PROBLEM TO WORK ON
Set down the data below in full, exactly as it reads, but without the pictures.

INFORMATION SHOWN
== Segment start ==
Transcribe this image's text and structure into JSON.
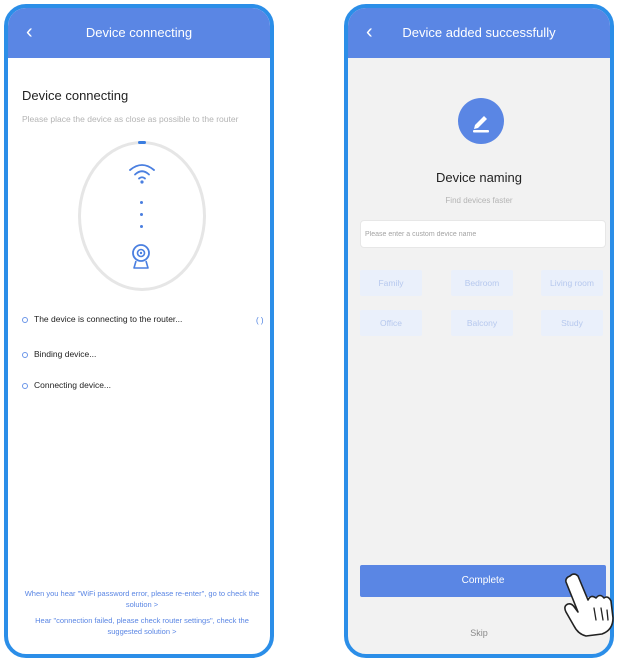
{
  "left_screen": {
    "nav_title": "Device connecting",
    "heading": "Device connecting",
    "subtitle": "Please place the device as close as possible to the router",
    "steps": [
      "The device is connecting to the router...",
      "Binding device...",
      "Connecting device..."
    ],
    "spinner": "( )",
    "help_links": [
      "When you hear \"WiFi password error, please re-enter\", go to check the solution >",
      "Hear \"connection failed, please check router settings\", check the suggested solution >"
    ]
  },
  "right_screen": {
    "nav_title": "Device added successfully",
    "title": "Device naming",
    "subtitle": "Find devices faster",
    "input_placeholder": "Please enter a custom device name",
    "input_value": "",
    "chips": [
      "Family",
      "Bedroom",
      "Living room",
      "Office",
      "Balcony",
      "Study"
    ],
    "complete_label": "Complete",
    "skip_label": "Skip"
  },
  "icons": {
    "back": "chevron-left-icon",
    "wifi": "wifi-icon",
    "camera": "camera-icon",
    "edit": "pencil-icon",
    "hand": "pointing-hand-icon"
  },
  "colors": {
    "accent": "#5a86e4",
    "frame": "#2b8ee8",
    "chip_bg": "#eaf0fb",
    "chip_text": "#b6c8ee"
  }
}
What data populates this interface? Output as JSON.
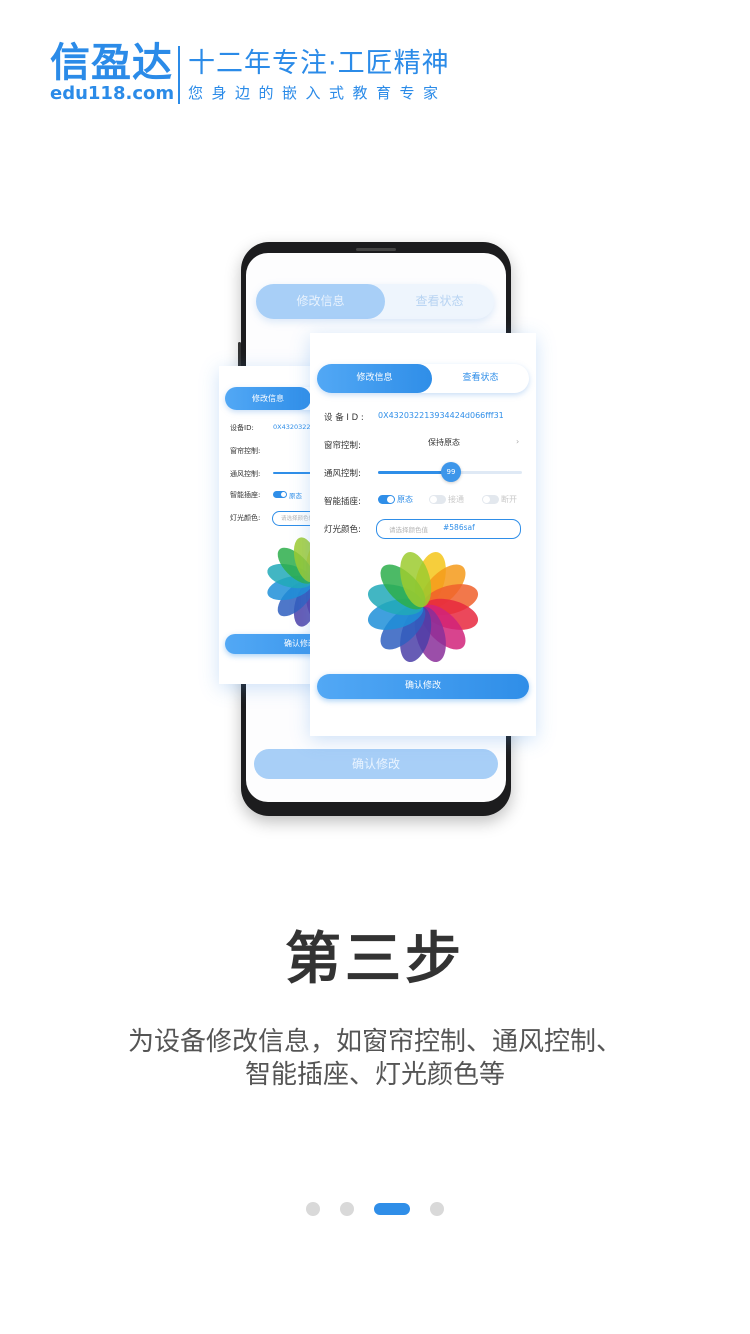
{
  "brand": {
    "name": "信盈达",
    "url": "edu118.com",
    "slogan": "十二年专注·工匠精神",
    "tagline": "您身边的嵌入式教育专家",
    "color": "#2b8be8"
  },
  "phone": {
    "tabs": {
      "active": "修改信息",
      "inactive": "查看状态"
    },
    "confirm": "确认修改"
  },
  "back_card": {
    "tab_active": "修改信息",
    "device_id_label": "设备ID:",
    "device_id_value": "0X432032213934424d066fff31",
    "curtain_label": "窗帘控制:",
    "vent_label": "通风控制:",
    "socket_label": "智能插座:",
    "socket_option": "原态",
    "light_label": "灯光颜色:",
    "light_placeholder": "请选择颜色值",
    "confirm": "确认修改"
  },
  "front_card": {
    "tabs": {
      "active": "修改信息",
      "inactive": "查看状态"
    },
    "device_id_label": "设 备 I D :",
    "device_id_value": "0X432032213934424d066fff31",
    "curtain_label": "窗帘控制:",
    "curtain_value": "保持原态",
    "vent_label": "通风控制:",
    "vent_value": "99",
    "vent_level_fraction": 0.5,
    "socket_label": "智能插座:",
    "socket_options": [
      "原态",
      "接通",
      "断开"
    ],
    "light_label": "灯光颜色:",
    "light_placeholder": "请选择颜色值",
    "light_value": "#586saf",
    "confirm": "确认修改"
  },
  "step": {
    "title": "第三步",
    "description_line1": "为设备修改信息，如窗帘控制、通风控制、",
    "description_line2": "智能插座、灯光颜色等"
  },
  "pager": {
    "total": 4,
    "active_index": 2
  },
  "colors": {
    "accent": "#2f8ee8",
    "text": "#333333"
  }
}
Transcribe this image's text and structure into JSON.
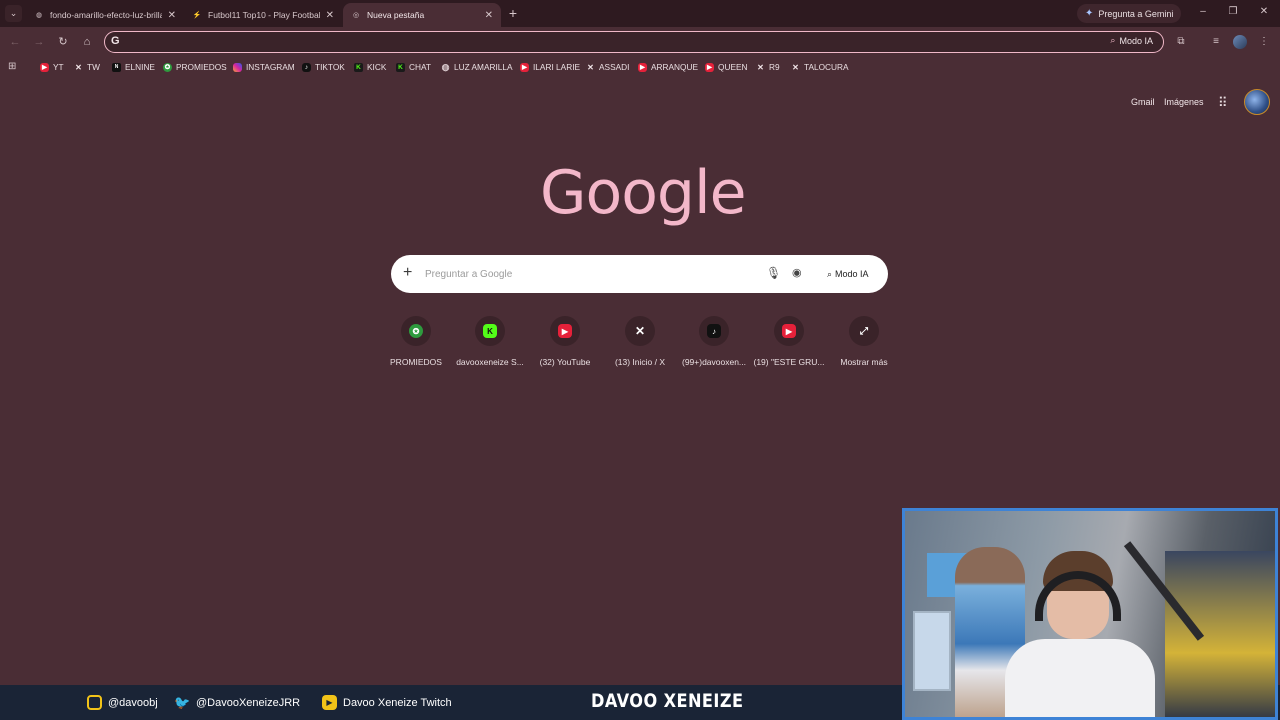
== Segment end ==
WRITTEN ANSWER
Transcribe this image's text and structure into JSON.
{
  "left_screen": {
    "nav_title": "Device connecting",
    "heading": "Device connecting",
    "subtitle": "Please place the device as close as possible to the router",
    "steps": [
      "The device is connecting to the router...",
      "Binding device...",
      "Connecting device..."
    ],
    "spinner": "( )",
    "help_links": [
      "When you hear \"WiFi password error, please re-enter\", go to check the solution >",
      "Hear \"connection failed, please check router settings\", check the suggested solution >"
    ]
  },
  "right_screen": {
    "nav_title": "Device added successfully",
    "title": "Device naming",
    "subtitle": "Find devices faster",
    "input_placeholder": "Please enter a custom device name",
    "input_value": "",
    "chips": [
      "Family",
      "Bedroom",
      "Living room",
      "Office",
      "Balcony",
      "Study"
    ],
    "complete_label": "Complete",
    "skip_label": "Skip"
  },
  "icons": {
    "back": "chevron-left-icon",
    "wifi": "wifi-icon",
    "camera": "camera-icon",
    "edit": "pencil-icon",
    "hand": "pointing-hand-icon"
  },
  "colors": {
    "accent": "#5a86e4",
    "frame": "#2b8ee8",
    "chip_bg": "#eaf0fb",
    "chip_text": "#b6c8ee"
  }
}
What data populates this interface? Output as JSON.
{
  "brand": {
    "name": "信盈达",
    "url": "edu118.com",
    "slogan": "十二年专注·工匠精神",
    "tagline": "您身边的嵌入式教育专家",
    "color": "#2b8be8"
  },
  "phone": {
    "tabs": {
      "active": "修改信息",
      "inactive": "查看状态"
    },
    "confirm": "确认修改"
  },
  "back_card": {
    "tab_active": "修改信息",
    "device_id_label": "设备ID:",
    "device_id_value": "0X432032213934424d066fff31",
    "curtain_label": "窗帘控制:",
    "vent_label": "通风控制:",
    "socket_label": "智能插座:",
    "socket_option": "原态",
    "light_label": "灯光颜色:",
    "light_placeholder": "请选择颜色值",
    "confirm": "确认修改"
  },
  "front_card": {
    "tabs": {
      "active": "修改信息",
      "inactive": "查看状态"
    },
    "device_id_label": "设 备 I D :",
    "device_id_value": "0X432032213934424d066fff31",
    "curtain_label": "窗帘控制:",
    "curtain_value": "保持原态",
    "vent_label": "通风控制:",
    "vent_value": "99",
    "vent_level_fraction": 0.5,
    "socket_label": "智能插座:",
    "socket_options": [
      "原态",
      "接通",
      "断开"
    ],
    "light_label": "灯光颜色:",
    "light_placeholder": "请选择颜色值",
    "light_value": "#586saf",
    "confirm": "确认修改"
  },
  "step": {
    "title": "第三步",
    "description_line1": "为设备修改信息，如窗帘控制、通风控制、",
    "description_line2": "智能插座、灯光颜色等"
  },
  "pager": {
    "total": 4,
    "active_index": 2
  },
  "colors": {
    "accent": "#2f8ee8",
    "text": "#333333"
  }
}
Transcribe this image's text and structure into JSON.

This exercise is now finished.